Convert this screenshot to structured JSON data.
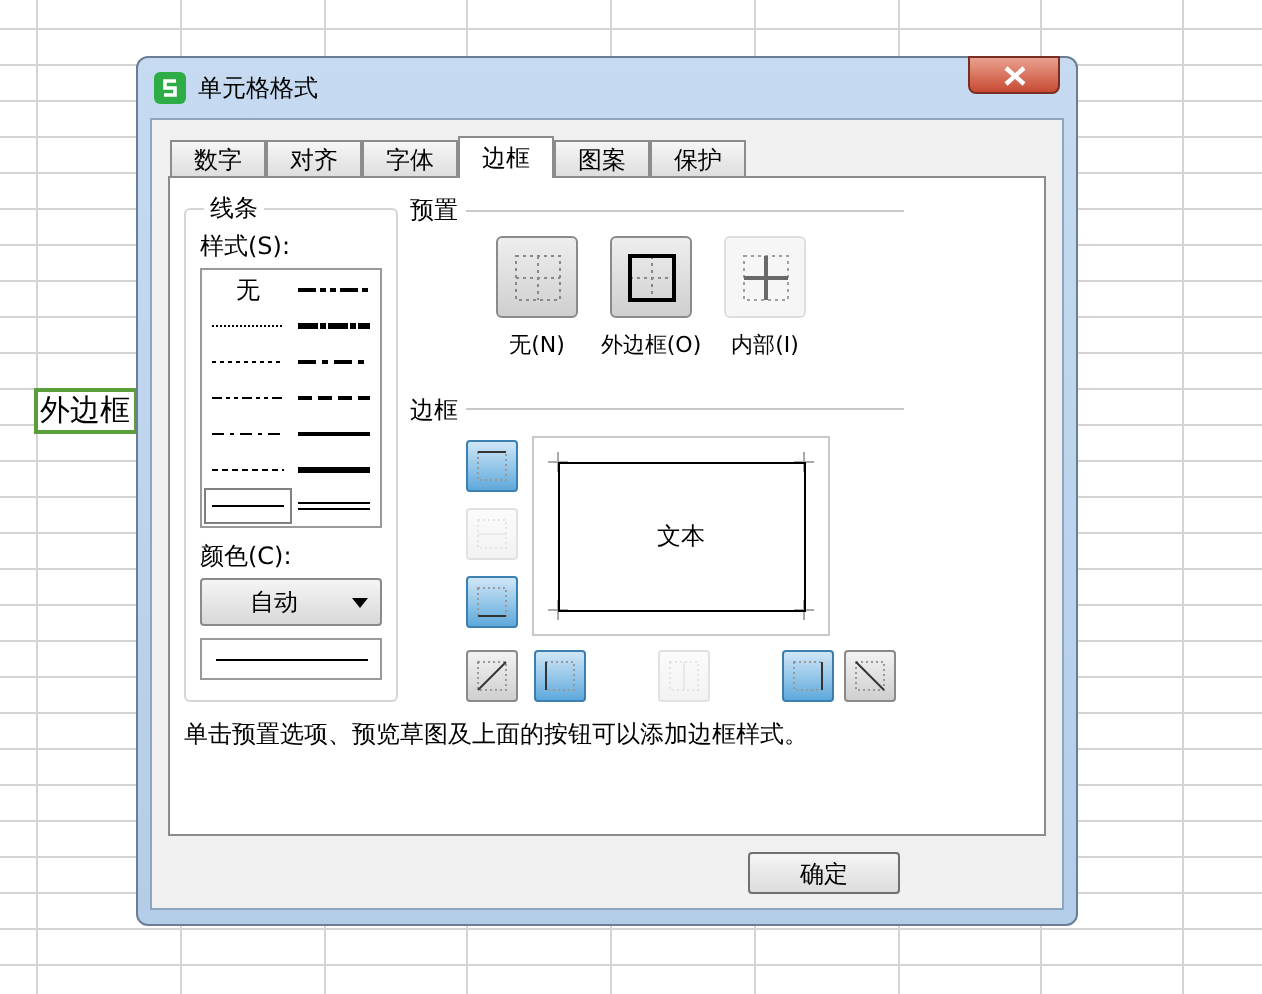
{
  "sheet": {
    "cell_text": "外边框"
  },
  "window": {
    "title": "单元格格式"
  },
  "tabs": [
    {
      "label": "数字",
      "selected": false
    },
    {
      "label": "对齐",
      "selected": false
    },
    {
      "label": "字体",
      "selected": false
    },
    {
      "label": "边框",
      "selected": true
    },
    {
      "label": "图案",
      "selected": false
    },
    {
      "label": "保护",
      "selected": false
    }
  ],
  "line_group": {
    "title": "线条",
    "style_label": "样式(S):",
    "color_label": "颜色(C):",
    "color_value": "自动"
  },
  "line_styles": [
    {
      "kind": "none",
      "label": "无",
      "selected": false
    },
    {
      "kind": "medium-dash-dot-dot",
      "selected": false
    },
    {
      "kind": "hair",
      "selected": false
    },
    {
      "kind": "slant-dash-dot",
      "selected": false
    },
    {
      "kind": "dotted",
      "selected": false
    },
    {
      "kind": "medium-dash-dot",
      "selected": false
    },
    {
      "kind": "dash-dot-dot",
      "selected": false
    },
    {
      "kind": "medium-dashed",
      "selected": false
    },
    {
      "kind": "dash-dot",
      "selected": false
    },
    {
      "kind": "medium",
      "selected": false
    },
    {
      "kind": "dashed",
      "selected": false
    },
    {
      "kind": "thick",
      "selected": false
    },
    {
      "kind": "thin",
      "selected": true
    },
    {
      "kind": "double",
      "selected": false
    }
  ],
  "presets": {
    "title": "预置",
    "items": [
      {
        "kind": "none",
        "label": "无(N)",
        "disabled": false
      },
      {
        "kind": "outline",
        "label": "外边框(O)",
        "disabled": false
      },
      {
        "kind": "inside",
        "label": "内部(I)",
        "disabled": true
      }
    ]
  },
  "border": {
    "title": "边框",
    "preview_text": "文本",
    "side_buttons": [
      {
        "kind": "top",
        "selected": true,
        "disabled": false
      },
      {
        "kind": "middle",
        "selected": false,
        "disabled": true
      },
      {
        "kind": "bottom",
        "selected": true,
        "disabled": false
      }
    ],
    "bottom_buttons": [
      {
        "kind": "diagonal-up",
        "selected": false,
        "disabled": false
      },
      {
        "kind": "left",
        "selected": true,
        "disabled": false
      },
      {
        "kind": "center",
        "selected": false,
        "disabled": true
      },
      {
        "kind": "right",
        "selected": true,
        "disabled": false
      },
      {
        "kind": "diagonal-down",
        "selected": false,
        "disabled": false
      }
    ]
  },
  "note": "单击预置选项、预览草图及上面的按钮可以添加边框样式。",
  "buttons": [
    "确定"
  ]
}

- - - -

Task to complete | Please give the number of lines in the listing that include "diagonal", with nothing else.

Task output | 2